Anyone can and is entitled to change their mind.  Neil Young urged it and Ralph Waldo Emerson warned that “foolish consistency is the hobgoblin” of little ones – bringing to mine the thought that this president is possessed of a petty and easily distracted, if not small one.  Whatever its size, the Trump mind and his foreign intervention doctrine could rationally evolve in just three days, from the position that Bashar al-Assad’s ouster was a matter for the Syrian people and would be a “silly” objective of American policy to attacking Assad’s Shayrat airbase and comparing his war atrocities with Hitler’s – the one from Austria, not Boston.

Neil Young “Change Your Mind”

The new Trump doctrine, announced by Secretary of State Rex Tillerson is straightforward “[w]e dedicate ourselves to holding to account any and all who commit crimes against the innocents anywhere in the world.

This bold declaration invites, and probably demands, some reminder of where that is happening – crimes against innocents on a systematic, widespread and quantitatively large scale.  So that the onward Trumpian soldiers can get cracking at this big goal, that is significantly if not diametrically opposite to the “America First” and “not the world’s policeman” rhetoric of the campaign and the administration’s first 76 days.

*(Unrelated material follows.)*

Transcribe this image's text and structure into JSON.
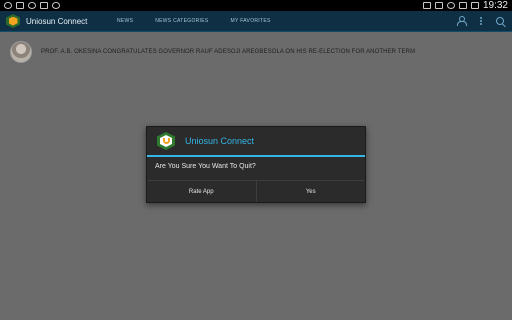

Rex Tillerson

Rohingya Muslims, including babies are being slaughtered by Burmese government security services, according to a recent U.N. report.  This long running ethnic and religious “cleansing” has evoked a “genocide” declaration from the International Alliance to End Genocide and is especially shocking since it continues under Myanmar’s new leader, Aung San Suu Kyi, the legendary human rights activist and Nobel Peace laureate.

Aung San Suu Kyi

The atrocities committed by the Arab Janjaweed Militia and Sudanese government against the Fur, Massalit and Zaghawa African peoples were once top of the American human rights consciousness, but has all but disappeared from most media coverage.  The rape and slaughter continue, with more than 250,000 deaths occurring after the U.S. labeled it a genocide.  One with the goal of ridding Darfur of African peoples to make way for Arab herders.

Genocides are also ongoing in Ethiopia, where the Guji are slaughtering the Burji ethnic minority and in the eastern provinces of the Democratic Republic of the Congo, where the long running mass killing of Hema, Lendu, Banyamulenge and Hutu Banyarwanda ethnic minorities continues to be perpetrated by many of the same killers involved in the Rwandan genocide of 1994, in which 800,000 people were slaughtered in 100 days.

The same international alliance that has declared these as genocides has also warned that others may be imminent in Nigeria, Chad, Uzbekistan, Equatorial Guinea, Kenya and the Central African Republic.  In all these countries widespread massacres of innocents is already occurring.  And there are many others.

Now that the revised Trump Doctrine has been announced and widely reported, there is no doubt, not even metaphysical, that advocates for the innocents in all these places will be calling upon America and this administration to deliver on Trump’s change of mind pledge.